___ Exercise data

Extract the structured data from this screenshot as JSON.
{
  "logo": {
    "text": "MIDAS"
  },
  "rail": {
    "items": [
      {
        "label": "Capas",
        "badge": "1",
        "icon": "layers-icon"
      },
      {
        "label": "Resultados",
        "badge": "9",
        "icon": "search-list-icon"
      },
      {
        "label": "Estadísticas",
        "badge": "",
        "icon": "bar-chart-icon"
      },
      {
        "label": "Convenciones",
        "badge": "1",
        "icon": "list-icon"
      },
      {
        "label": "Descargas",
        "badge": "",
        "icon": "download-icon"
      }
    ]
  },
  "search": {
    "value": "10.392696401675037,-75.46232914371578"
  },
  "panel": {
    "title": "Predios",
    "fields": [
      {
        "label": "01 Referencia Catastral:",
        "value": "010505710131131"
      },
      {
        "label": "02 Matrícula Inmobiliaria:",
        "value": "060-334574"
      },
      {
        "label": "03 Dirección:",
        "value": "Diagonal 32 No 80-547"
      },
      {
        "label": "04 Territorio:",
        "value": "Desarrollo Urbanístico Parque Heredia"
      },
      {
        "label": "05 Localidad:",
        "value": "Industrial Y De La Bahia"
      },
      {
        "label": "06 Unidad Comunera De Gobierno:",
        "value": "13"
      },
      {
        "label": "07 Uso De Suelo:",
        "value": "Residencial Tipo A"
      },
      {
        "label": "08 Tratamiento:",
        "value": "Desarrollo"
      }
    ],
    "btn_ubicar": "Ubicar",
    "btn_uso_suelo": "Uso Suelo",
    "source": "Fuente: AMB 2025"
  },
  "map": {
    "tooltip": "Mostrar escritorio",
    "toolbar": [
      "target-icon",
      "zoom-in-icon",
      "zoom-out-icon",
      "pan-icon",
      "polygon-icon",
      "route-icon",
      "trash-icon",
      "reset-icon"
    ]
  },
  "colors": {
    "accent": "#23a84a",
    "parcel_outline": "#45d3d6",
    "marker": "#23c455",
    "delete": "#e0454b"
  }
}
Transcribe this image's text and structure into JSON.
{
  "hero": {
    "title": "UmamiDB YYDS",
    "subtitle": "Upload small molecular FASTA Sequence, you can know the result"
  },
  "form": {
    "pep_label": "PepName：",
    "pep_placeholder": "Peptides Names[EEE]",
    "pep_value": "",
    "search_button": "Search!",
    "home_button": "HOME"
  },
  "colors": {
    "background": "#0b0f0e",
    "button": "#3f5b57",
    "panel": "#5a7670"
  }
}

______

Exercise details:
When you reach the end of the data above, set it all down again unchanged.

Answer area:
Extract the structured data from this screenshot as JSON.
{
  "logo": {
    "text": "MIDAS"
  },
  "rail": {
    "items": [
      {
        "label": "Capas",
        "badge": "1",
        "icon": "layers-icon"
      },
      {
        "label": "Resultados",
        "badge": "9",
        "icon": "search-list-icon"
      },
      {
        "label": "Estadísticas",
        "badge": "",
        "icon": "bar-chart-icon"
      },
      {
        "label": "Convenciones",
        "badge": "1",
        "icon": "list-icon"
      },
      {
        "label": "Descargas",
        "badge": "",
        "icon": "download-icon"
      }
    ]
  },
  "search": {
    "value": "10.392696401675037,-75.46232914371578"
  },
  "panel": {
    "title": "Predios",
    "fields": [
      {
        "label": "01 Referencia Catastral:",
        "value": "010505710131131"
      },
      {
        "label": "02 Matrícula Inmobiliaria:",
        "value": "060-334574"
      },
      {
        "label": "03 Dirección:",
        "value": "Diagonal 32 No 80-547"
      },
      {
        "label": "04 Territorio:",
        "value": "Desarrollo Urbanístico Parque Heredia"
      },
      {
        "label": "05 Localidad:",
        "value": "Industrial Y De La Bahia"
      },
      {
        "label": "06 Unidad Comunera De Gobierno:",
        "value": "13"
      },
      {
        "label": "07 Uso De Suelo:",
        "value": "Residencial Tipo A"
      },
      {
        "label": "08 Tratamiento:",
        "value": "Desarrollo"
      }
    ],
    "btn_ubicar": "Ubicar",
    "btn_uso_suelo": "Uso Suelo",
    "source": "Fuente: AMB 2025"
  },
  "map": {
    "tooltip": "Mostrar escritorio",
    "toolbar": [
      "target-icon",
      "zoom-in-icon",
      "zoom-out-icon",
      "pan-icon",
      "polygon-icon",
      "route-icon",
      "trash-icon",
      "reset-icon"
    ]
  },
  "colors": {
    "accent": "#23a84a",
    "parcel_outline": "#45d3d6",
    "marker": "#23c455",
    "delete": "#e0454b"
  }
}
Transcribe this image's text and structure into JSON.
{
  "hero": {
    "title": "UmamiDB YYDS",
    "subtitle": "Upload small molecular FASTA Sequence, you can know the result"
  },
  "form": {
    "pep_label": "PepName：",
    "pep_placeholder": "Peptides Names[EEE]",
    "pep_value": "",
    "search_button": "Search!",
    "home_button": "HOME"
  },
  "colors": {
    "background": "#0b0f0e",
    "button": "#3f5b57",
    "panel": "#5a7670"
  }
}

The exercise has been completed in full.